Saturday, October 01, 2005

Mynah Birds and Flying Rocks II

The second section addresses the topic of mynah birds, starting with a reference to a pair of paintings of these birds held by the Freer Gallery in Washington. Professor Rosenfield tells us that "Buson took the subject--fighting mynah birds--from a mode of painting that had come recently from China, but he imbued it with the spirit of haikai verse, and thus made it far more expressive than his models." My question is, what is the spirit of haikai verse, and what does it mean to say that a painting is imbued with it? (He may address this later; I note it as something that comes to mind, especially since Japanese scholars are always making references to haikai spirit and I'm never sure what they mean by this term. Although I can guess, it's better to be told what they think.) JR says that Buson's use of a specific painting technique here, "an underlying geometric framework" that counterbalances the "puddled ink" brushwork, that is derived from the work of Shen Nanpin. The paintings were done for Ashida Kafu (whom I write about in my book). In introducing Kafu, JR tells us a little about the details of Buson's relationships with clients and how he procured materials, but he drops this interesting subject almost immediately, I'm sorry to say.

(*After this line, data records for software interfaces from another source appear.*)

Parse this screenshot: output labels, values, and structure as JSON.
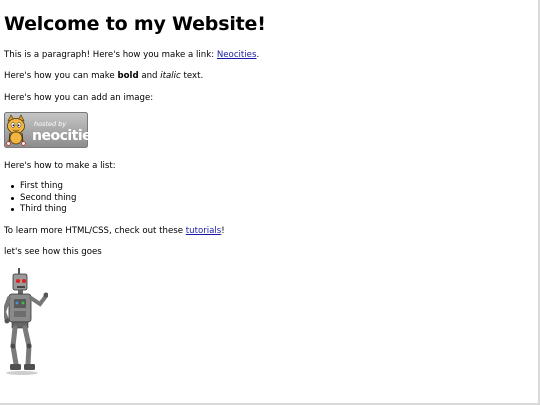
{
  "heading": "Welcome to my Website!",
  "paragraph1": {
    "text": "This is a paragraph! Here's how you make a link: ",
    "link": "Neocities",
    "end": "."
  },
  "paragraph2": {
    "before": "Here's how you can make ",
    "bold": "bold",
    "middle": " and ",
    "italic": "italic",
    "after": " text."
  },
  "paragraph3": "Here's how you can add an image:",
  "badge": {
    "line1": "hosted by",
    "line2": "neocities"
  },
  "paragraph4": "Here's how to make a list:",
  "list": [
    "First thing",
    "Second thing",
    "Third thing"
  ],
  "paragraph5": {
    "before": "To learn more HTML/CSS, check out these ",
    "link": "tutorials",
    "after": "!"
  },
  "paragraph6": "let's see how this goes"
}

Next is a short introduction to the uses of mynah birds in painting. JR takes issue with the assertions of Haga Tôru and Hayakawa Monta that these mynahs were emblematic of the state of unrest in the society at the time and the fact that mynahs are symbolic of pandering to authority bears this out. However, mynahs mean something else in a different context. And, JR points out quite accurately that Buson didn't make much reference to politics or social protest in his verse. (Haikai poets of this period didn't.) Given that this is the case, JR looks for "artistic motivations" to help us understand the painting.

After that is a nice brief overview of the Nagasaki School, particularly of Shen Nanpin's activities. JR says that Buson's mynah bird painting is an indication of his familiarity with the work of Nagasaki school painters, though it's not known how he came to know of it. (24) A couple of interesting things here: first, the illustrations of schematic plans of painting compositions from Ransai gafu--I've never seen anything like this before. I suppose it makes sense, but it's amazing to see how completely formulaic it all was. Second, JR's comment that it's revealing to compare what Buson (a "gifted painter") does and what these sad old professional hacks of the Nagasaki school do with a similar subject. Buson's is "far more dramatic" (26).

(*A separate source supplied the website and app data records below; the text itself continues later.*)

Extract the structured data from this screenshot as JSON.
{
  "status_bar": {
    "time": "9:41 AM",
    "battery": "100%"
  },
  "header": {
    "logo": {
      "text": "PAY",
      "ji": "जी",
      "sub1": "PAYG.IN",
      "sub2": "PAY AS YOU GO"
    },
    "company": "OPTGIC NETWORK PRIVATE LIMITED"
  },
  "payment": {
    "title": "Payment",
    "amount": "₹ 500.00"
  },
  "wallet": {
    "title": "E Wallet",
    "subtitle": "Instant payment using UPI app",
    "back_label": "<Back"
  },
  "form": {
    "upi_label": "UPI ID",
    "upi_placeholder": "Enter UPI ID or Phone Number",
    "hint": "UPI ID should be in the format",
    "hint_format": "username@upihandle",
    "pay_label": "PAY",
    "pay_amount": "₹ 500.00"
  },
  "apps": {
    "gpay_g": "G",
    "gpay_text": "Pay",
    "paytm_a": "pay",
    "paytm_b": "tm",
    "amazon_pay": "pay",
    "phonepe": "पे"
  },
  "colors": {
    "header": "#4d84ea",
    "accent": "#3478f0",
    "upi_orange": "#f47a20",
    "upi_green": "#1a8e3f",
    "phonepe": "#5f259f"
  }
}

JR then tells us that Buson's interest in the Nagasaki school style marked him as different from most of his colleagues--the aims of the Scholar-Amateur (i.e. nanga) painters were opposed to those of the more "academic" Nagasaki school affiliates. This is perfectly in keeping with the approach he took to haikai: he wasn't much interested in orthodoxies of any kind.

The next section, "Poetic Vision" in Buson has some nice translations of Buson hokku that also deal with birds. What worries me about this section is that JR does not comment on the fact that in the first instance, the mynah bird paintings, he's talking about visual art, and the second instance, hokku that use bird imagery, he's talking about literature. It's problematic, I think, to lose sight of the fact that we're talking about two very different contexts or media here. It is true that in many ways Buson and his colleagues acted as if there was no meaningful distinction between painting and poetry, consistent with a long line of haikai poets and indeed a good deal of the cultural tradition of China and Japan. However, there is a distinction, to the extent that it's worth pointing out that it is being ignored. I don't think I'm expressing this clearly. How about if I say this: just because Buson acts like the distinction doesn't exist, and indeed precisely because he acts like it doesn't exist, it is important to comment on it. Otherwise we miss a lot of what makes Buson's paintings and poetry--his haiga especially--cool.

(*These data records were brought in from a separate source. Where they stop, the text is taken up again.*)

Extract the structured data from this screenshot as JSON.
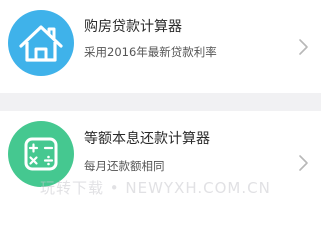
{
  "items": [
    {
      "title": "购房贷款计算器",
      "subtitle": "采用2016年最新贷款利率",
      "icon": "house-icon",
      "icon_color": "#3fb2ea"
    },
    {
      "title": "等额本息还款计算器",
      "subtitle": "每月还款额相同",
      "icon": "calculator-icon",
      "icon_color": "#45c890"
    }
  ],
  "watermark": "玩转下载 • NEWYXH.COM.CN"
}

So that's something my review needs to mention. How great it would have been to read someone as amazing as Rosenfield really getting his teeth into this problem. I'd really like to hear what he has to say about it.

The next chapter is about haiga. Haiga are so amazing and so under-studied, especially by art historians in North America and Europe, I'm delighted to see JR talking about them. He starts out by telling us a bit about Bashô's haiga, then jumps into Buson's. He gives us a short commentary on the Hashimoto piece. He then gives us a summary of haikai by resorting to a massive block of quotations from Haruo Shirane's book Traces of Dreams. All of these are terrific quotations, and anyone could be forgiven for thinking they couldn't have said it better themselves, but in a book of this kind it seems sort of timid. I completely understand the way it feels to reach into a different discipline--I felt much the same myself in trying to write about Buson's paintings as a mere literary historian, and may yet suffer hideously for daring to do so. But Professor Rosenfield has nothing to fear from anybody, I would have thought. Here he does something I holler at my own students for doing. It's mysterious. After this comes a pretty detailed discussion of the Manzai dancer painting, one of a hachi tataki guy and lastly that charmless Maruyama Ôkyo one with the cat and the spoon.

These are nice, brief expositions of some important haiga that give readers a good idea of how they work. Okay. That's it for this section.